Nicolai Schultz - Alto sax, flute
Pernille Bévort - Alto sax, soprano sax
Uffe Markussen, Lars Møller - Tenor sax
Anders Gustafsson - Trumpet
Gerard Presencer - Flugelhorn
Vincent Nilsson, Peter Jensen, Steen Nikolaj Hansen - Trombone
Per Gade - Guitar
Steen Rasmussen - Piano, Rhodes
Dave Green, Kaspar Vadsholt - Bass
Charlie Watts, Søren Frost - Drums
Charlie Watts is undoubtedly best known as the drummer for the
Rolling Stones. Less recognised perhaps is his commitment to jazz
and his quality as a leader and performer in that sphere. Since the
1980s, he has led at various times a big band, a quintet and a
tentet, all to critical acclaim. For this album, he teams up with
one of Europe's finest big bands, The Danish Radio Big Band, which
Brit Gerard Presencer joined in 2009. Presencer not only plays
flugelhorn here but provides the arrangements. Also guesting on the
recording is bassist Dave Green who was a boyhood friend of Watts,
indeed a next door neighbour in their youth. With this calibre of
performer, expectations are high. The listener will not be
disappointed since there is a consistent level of excellence pretty
well throughout. There are three Rolling Stones classics from the
pen of Mick Jagger and Keith Richards, a quality standard inI Should Care, as well as a Joe Newman tune and a two part Elvin Suite, dedicated to the late, great, jazz drummer,
Elvin Jones. The latter was a consequence of Watts' collaboration
with American drummer and percussionist Jim Keltner some years ago,
known as the Charlie Watts/Jim Keltner Project. On the resulting
album, tribute was paid to a galaxy of drummers, of which Elvin
Jones was one.
There is an impressive ensemble sound from the band on Elvin Suite Part 1. David Green is typically agile on bass
while Peter Jensen makes his mark on trombone. The interaction

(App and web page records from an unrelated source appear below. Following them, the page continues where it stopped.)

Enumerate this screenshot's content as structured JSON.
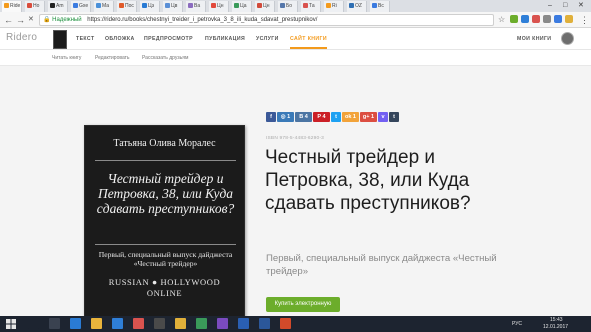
{
  "browser": {
    "tabs": [
      {
        "label": "Ride",
        "color": "#f39a1c"
      },
      {
        "label": "Но",
        "color": "#d94c3c"
      },
      {
        "label": "Am",
        "color": "#222222"
      },
      {
        "label": "Gxe",
        "color": "#3b7be0"
      },
      {
        "label": "Ма",
        "color": "#4a90d9"
      },
      {
        "label": "Пос",
        "color": "#e05a2a"
      },
      {
        "label": "Цз",
        "color": "#2a7bd4"
      },
      {
        "label": "Цв",
        "color": "#5a8fd6"
      },
      {
        "label": "Ва",
        "color": "#8b6cbf"
      },
      {
        "label": "Цн",
        "color": "#e24a3c"
      },
      {
        "label": "Ца",
        "color": "#3a9a5a"
      },
      {
        "label": "Цн",
        "color": "#d14a3a"
      },
      {
        "label": "Бо",
        "color": "#5577aa"
      },
      {
        "label": "Та",
        "color": "#d9534f"
      },
      {
        "label": "Ri",
        "color": "#f39a1c"
      },
      {
        "label": "OZ",
        "color": "#2f6fb3"
      },
      {
        "label": "Вс",
        "color": "#3b7be0"
      }
    ],
    "window_controls": {
      "minimize": "–",
      "maximize": "□",
      "close": "✕"
    },
    "back": "←",
    "forward": "→",
    "reload": "✕",
    "lock_icon": "🔒",
    "secure_label": "Надежный",
    "url": "https://ridero.ru/books/chestnyi_treider_i_petrovka_3_8_ili_kuda_sdavat_prestupnikov/",
    "star": "☆",
    "menu": "⋮"
  },
  "site": {
    "logo": "Ridero",
    "nav": {
      "text": "ТЕКСТ",
      "cover": "ОБЛОЖКА",
      "preview": "ПРЕДПРОСМОТР",
      "publication": "ПУБЛИКАЦИЯ",
      "services": "УСЛУГИ",
      "book_site": "САЙТ КНИГИ",
      "my_books": "МОИ КНИГИ"
    },
    "subnav": {
      "read": "Читать книгу",
      "edit": "Редактировать",
      "tell": "Рассказать друзьям"
    }
  },
  "cover": {
    "author": "Татьяна Олива Моралес",
    "title": "Честный трейдер и Петровка, 38, или Куда сдавать преступников?",
    "subtitle": "Первый, специальный выпуск дайджеста «Честный трейдер»",
    "series_line1": "RUSSIAN ● HOLLYWOOD",
    "series_line2": "ONLINE"
  },
  "share": [
    {
      "label": "f",
      "count": "",
      "color": "#3b5998"
    },
    {
      "label": "◎",
      "count": "1",
      "color": "#3a7ab8"
    },
    {
      "label": "В",
      "count": "4",
      "color": "#4c75a3"
    },
    {
      "label": "P",
      "count": "4",
      "color": "#cb2027"
    },
    {
      "label": "t",
      "count": "",
      "color": "#1da1f2"
    },
    {
      "label": "ok",
      "count": "1",
      "color": "#f2a33a"
    },
    {
      "label": "g+",
      "count": "1",
      "color": "#dc4e41"
    },
    {
      "label": "v",
      "count": "",
      "color": "#7360f2"
    },
    {
      "label": "t",
      "count": "",
      "color": "#35465c"
    }
  ],
  "book": {
    "isbn": "ISBN 978-5-4483-6290-3",
    "title": "Честный трейдер и Петровка, 38, или Куда сдавать преступников?",
    "subtitle": "Первый, специальный выпуск дайджеста «Честный трейдер»",
    "buy_label": "Купить электронную"
  },
  "taskbar": {
    "start_icon": "windows-logo",
    "language": "РУС",
    "time": "15:43",
    "date": "12.01.2017",
    "apps": [
      {
        "name": "search",
        "color": "#1d2430"
      },
      {
        "name": "task-view",
        "color": "#3a4250"
      },
      {
        "name": "edge",
        "color": "#2a7bd4"
      },
      {
        "name": "explorer",
        "color": "#e9b43c"
      },
      {
        "name": "store",
        "color": "#2f7fd8"
      },
      {
        "name": "mail",
        "color": "#d9534f"
      },
      {
        "name": "app6",
        "color": "#4a4a4a"
      },
      {
        "name": "chrome",
        "color": "#e0b03a"
      },
      {
        "name": "app8",
        "color": "#3a9a5a"
      },
      {
        "name": "app9",
        "color": "#7b4bbf"
      },
      {
        "name": "app10",
        "color": "#2a5fb3"
      },
      {
        "name": "word",
        "color": "#2b579a"
      },
      {
        "name": "app12",
        "color": "#d24a2a"
      }
    ]
  }
}
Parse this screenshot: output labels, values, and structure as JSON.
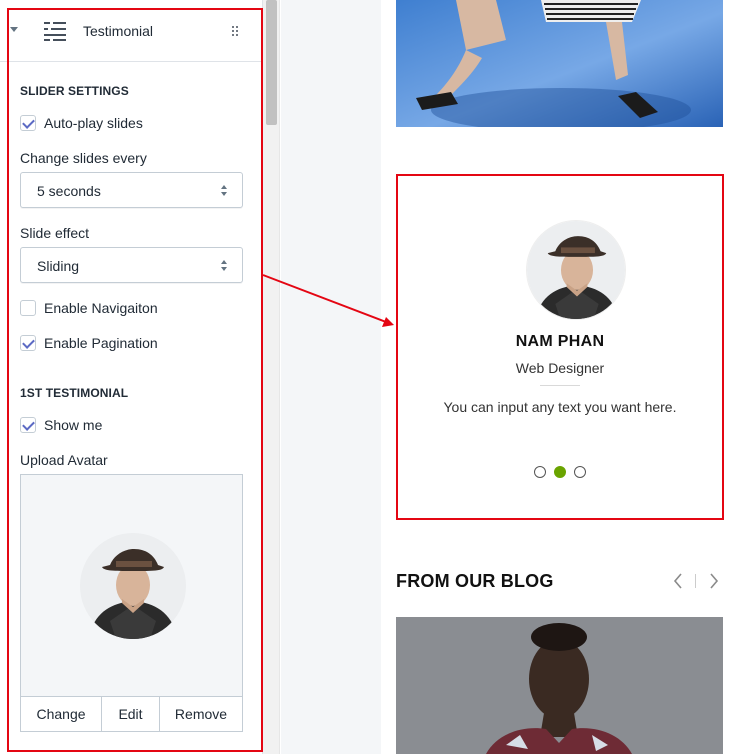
{
  "panel": {
    "header": {
      "title": "Testimonial",
      "icon": "text-align-icon"
    },
    "slider_settings": {
      "title": "SLIDER SETTINGS",
      "autoplay": {
        "label": "Auto-play slides",
        "checked": true
      },
      "change_every": {
        "label": "Change slides every",
        "value": "5 seconds"
      },
      "slide_effect": {
        "label": "Slide effect",
        "value": "Sliding"
      },
      "navigation": {
        "label": "Enable Navigaiton",
        "checked": false
      },
      "pagination": {
        "label": "Enable Pagination",
        "checked": true
      }
    },
    "testimonial_1": {
      "title": "1ST TESTIMONIAL",
      "show_me": {
        "label": "Show me",
        "checked": true
      },
      "upload_avatar_label": "Upload Avatar",
      "buttons": {
        "change": "Change",
        "edit": "Edit",
        "remove": "Remove"
      }
    }
  },
  "preview": {
    "testimonial": {
      "name": "NAM PHAN",
      "role": "Web Designer",
      "text": "You can input any text you want here.",
      "pagination": {
        "count": 3,
        "active": 2
      }
    },
    "blog": {
      "title": "FROM OUR BLOG"
    }
  },
  "colors": {
    "highlight": "#e40613",
    "checkbox_accent": "#5c6ac4",
    "active_dot": "#6aa400"
  }
}
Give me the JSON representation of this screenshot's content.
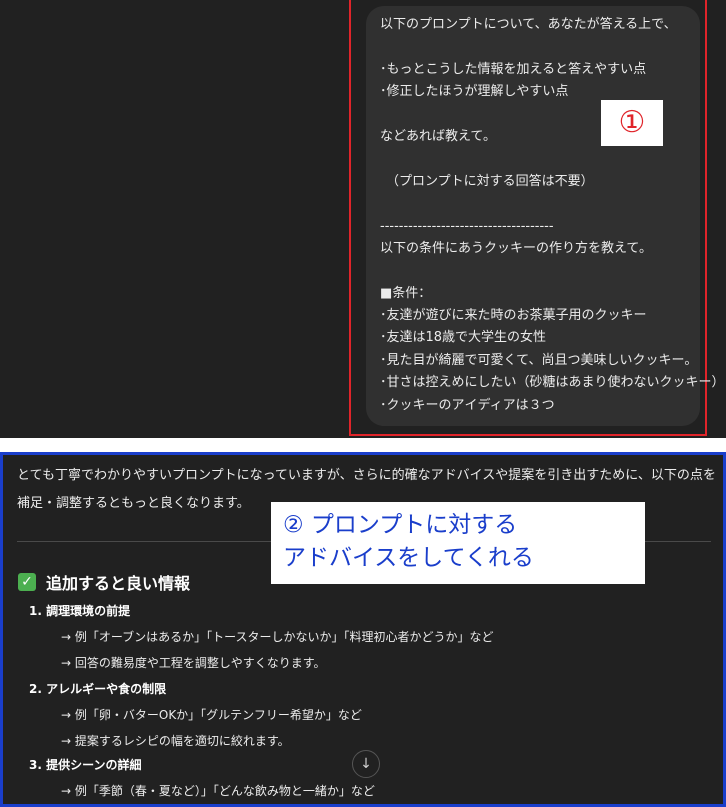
{
  "prompt": {
    "lines": [
      "以下のプロンプトについて、あなたが答える上で、",
      "",
      "･もっとこうした情報を加えると答えやすい点",
      "･修正したほうが理解しやすい点",
      "",
      "などあれば教えて。",
      "",
      "（プロンプトに対する回答は不要）",
      "",
      "-------------------------------------",
      "以下の条件にあうクッキーの作り方を教えて。",
      "",
      "■条件：",
      "･友達が遊びに来た時のお茶菓子用のクッキー",
      "･友達は18歳で大学生の女性",
      "･見た目が綺麗で可愛くて、尚且つ美味しいクッキー。",
      "･甘さは控えめにしたい（砂糖はあまり使わないクッキー）",
      "･クッキーのアイディアは３つ"
    ]
  },
  "annotation1": "①",
  "annotation2": [
    "② プロンプトに対する",
    "アドバイスをしてくれる"
  ],
  "response": {
    "intro": "とても丁寧でわかりやすいプロンプトになっていますが、さらに的確なアドバイスや提案を引き出すために、以下の点を補足・調整するともっと良くなります。",
    "section_title": "追加すると良い情報",
    "items": [
      {
        "head": "1.  調理環境の前提",
        "subs": [
          "→ 例「オーブンはあるか」「トースターしかないか」「料理初心者かどうか」など",
          "→ 回答の難易度や工程を調整しやすくなります。"
        ]
      },
      {
        "head": "2.  アレルギーや食の制限",
        "subs": [
          "→ 例「卵・バターOKか」「グルテンフリー希望か」など",
          "→ 提案するレシピの幅を適切に絞れます。"
        ]
      },
      {
        "head": "3.  提供シーンの詳細",
        "subs": [
          "→ 例「季節（春・夏など）」「どんな飲み物と一緒か」など"
        ]
      }
    ]
  },
  "colors": {
    "red_annotation": "#e0242a",
    "blue_annotation": "#1a3ecb",
    "check": "#4caf50"
  }
}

between musicians is noticeably fluent and exciting. There is a
segue into Elvin Suite Part 2, itself briefer than the
opening piece and featuring a robust tenor solo by Uffe Markussen.
Needless to say, Charlie Watts and Søren Frost are right on their
game on drums. There is an enthusiastic response from the audience. Faction is, in fact, Satisfaction. Gerard
Presencer makes a flowing, intricate and swinging contribution on
flugelhorn. Lars Møller, meanwhile, is very much in the groove on
tenor. The whole theme is driven along by Green, Watts and company.
That lovely standard, I Should Care, has Presencer again
on superlative form in this appealing treatment of the ballad. The
stylish Nikolaj Hansen on trombone is a further bonus. The heyday
of the big band is evoked by soloists and orchestra alike.
Wonderful stuff. You Can't Always Get What You Want offers
energetic improvisation from Presencer and oblique and inventive
soprano sax from Pernille Bévort with the band riffing behind the
soloists. Paint It Black allows that thoughtful and
melodic guitarist Per Gade scope to demonstrate his range while
Presencer is at his intuitive best. Charlie Watts, as elsewhere,
maintains a high standard. This is a team effort, however, the band
fully playing their part. The final track, Molasses, comes
from a Woody Herman chart and is a genuine swinger. Nicolai Schultz
on alto solos, as does the rousing Vincent Nilsson on trombone.
David Green is also to the fore.
This album is an unalloyed pleasure, full of memorable moments. I
thought the Stones' tunes lent themselves very well to jazz
exploration and were in no way out of place in this setting.
Charlie Watts is to be congratulated on another successful venture,
as are the soloists and Danish Radio Big Band. Well done, everyone!